So this:

let middle = (end - start) / 2;
let middle_element = array[start + middle];
// cmp requires a reference
match key.cmp(&middle_element) {
    Ordering::Less => end -= middle,
    Ordering::Greater => start += middle,
    Ordering::Equal => return Some(start + middle)
}

becomes:

while end - start > 1 {
    let middle = start + (end - start) / 2;
    let middle_element = array[middle];
    // cmp requires a reference
    match key.cmp(&middle_element) {
        Ordering::Less => end = middle,
        Ordering::Greater => start = middle,
        Ordering::Equal => return Some(middle)
    }
}

Unnecessary variable

Now we've made that change, I think array[middle] is obviously the middle element; so much so that we can remove middle_element entirely and get clearer code:

let middle = start + (end - start) / 2;
// cmp requires a reference
match key.cmp(&array[middle]) {

Ordering ordering

I actually think it'd be clearer if these were in Less, Equal, Greater order:

match key.cmp(&array[middle]) {
    Ordering::Less => end = middle,
    Ordering::Equal => return Some(middle),
    Ordering::Greater => start = middle
}

Implicit return

At the end, it might be clearer to use the implicit return form:

if array[start] == key {
    Some(start)
} else if array[end] == key {
    Some(end)
} else {
    None
}

Addendum: Tests

To make sure I didn't break your code while making these changes, I wrote a test.
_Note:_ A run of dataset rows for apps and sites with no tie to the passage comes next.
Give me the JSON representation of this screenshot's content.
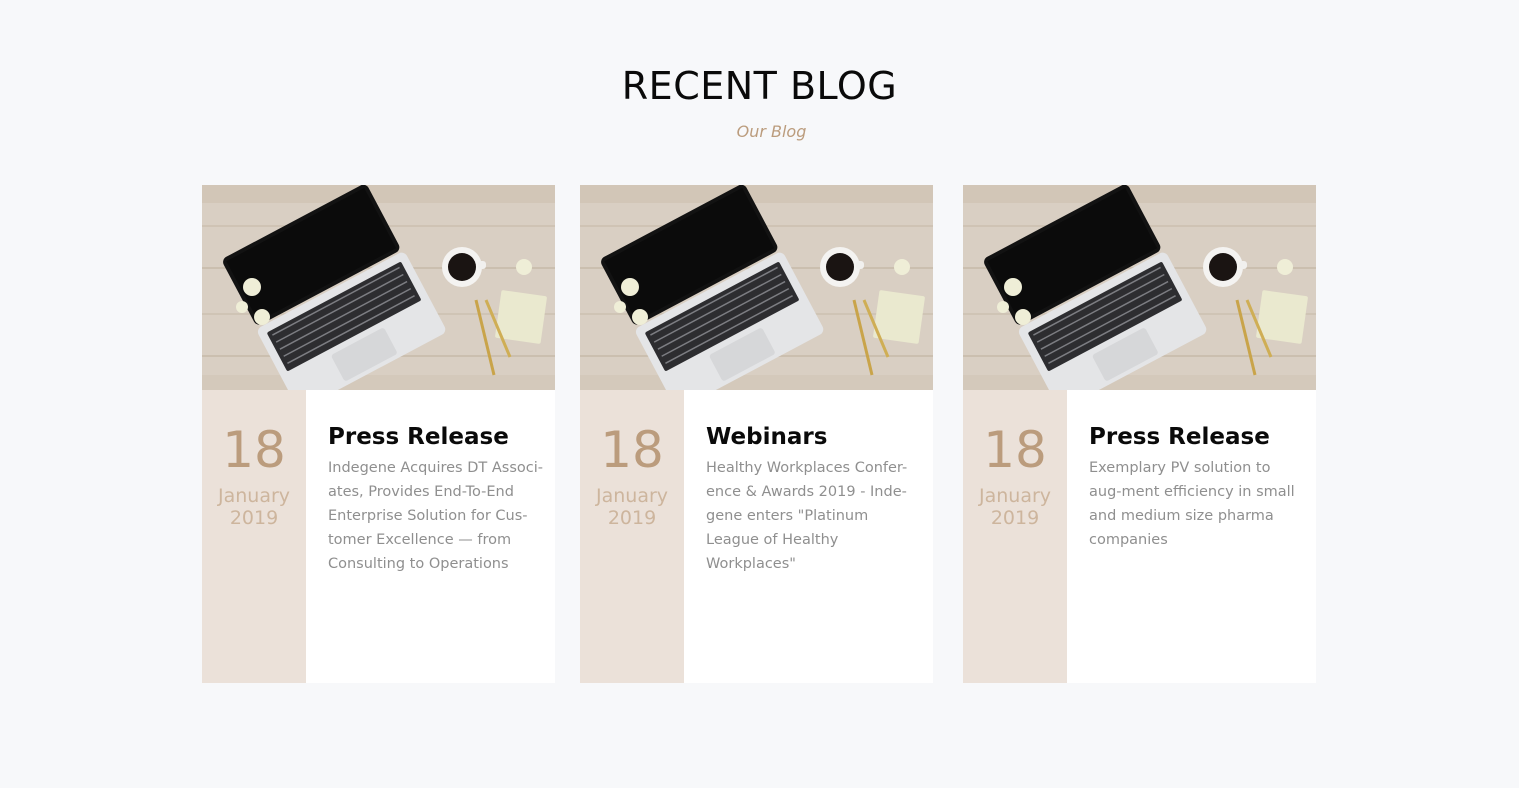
{
  "section": {
    "title": "RECENT BLOG",
    "subtitle": "Our Blog"
  },
  "colors": {
    "accent": "#bb9c7d",
    "date_bg": "#ebe1d9",
    "page_bg": "#f7f8fa"
  },
  "cards": [
    {
      "day": "18",
      "month": "January",
      "year": "2019",
      "category": "Press Release",
      "excerpt": "Indegene Acquires DT Associ-ates, Provides End-To-End Enterprise Solution for Cus-tomer Excellence — from Consulting to Operations",
      "image": "laptop-desk-photo"
    },
    {
      "day": "18",
      "month": "January",
      "year": "2019",
      "category": "Webinars",
      "excerpt": "Healthy Workplaces Confer-ence & Awards 2019 - Inde-gene enters \"Platinum League of Healthy Workplaces\"",
      "image": "laptop-desk-photo"
    },
    {
      "day": "18",
      "month": "January",
      "year": "2019",
      "category": "Press Release",
      "excerpt": "Exemplary PV solution to aug-ment efficiency in small and medium size pharma companies",
      "image": "laptop-desk-photo"
    }
  ]
}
Tests are good to have (not that this is a particularly good test).

#[cfg(test)]
mod tests {
    use super::*;

    #[test]
    fn test_find() {
        assert_eq!(find(&[2, 4, 5, 7, 11, 12, 17], 5), Some(2));
        assert_eq!(find(&[], 5), None);
        assert_eq!(find(&[2, 4, 5, 7, 11, 12, 17], 6), None);
        assert_eq!(find(&[-63, -42, 1, 2, 4, 5, 7, 11, 12, 17, 17, 18], 12), Some(8));

        call_find(&[-10, -7, 0, 2, 4, 4, 5, 16, 27, 37, 38, 40, 40, 40, 40, 63, 628, 844, 10000000, 41230456]);
    }

    fn call_find(array: &[i32]) {
        for i in 0..array.len() {
            assert_eq!(array[find(array, array[i]).unwrap()], array[i]);
        }
    }
}
\$\endgroup\$

Your Answer

By clicking “Post Your Answer”, you agree to our terms of service and acknowledge you have read our privacy policy.

Not the answer you're looking for? Browse other questions tagged or ask your own question.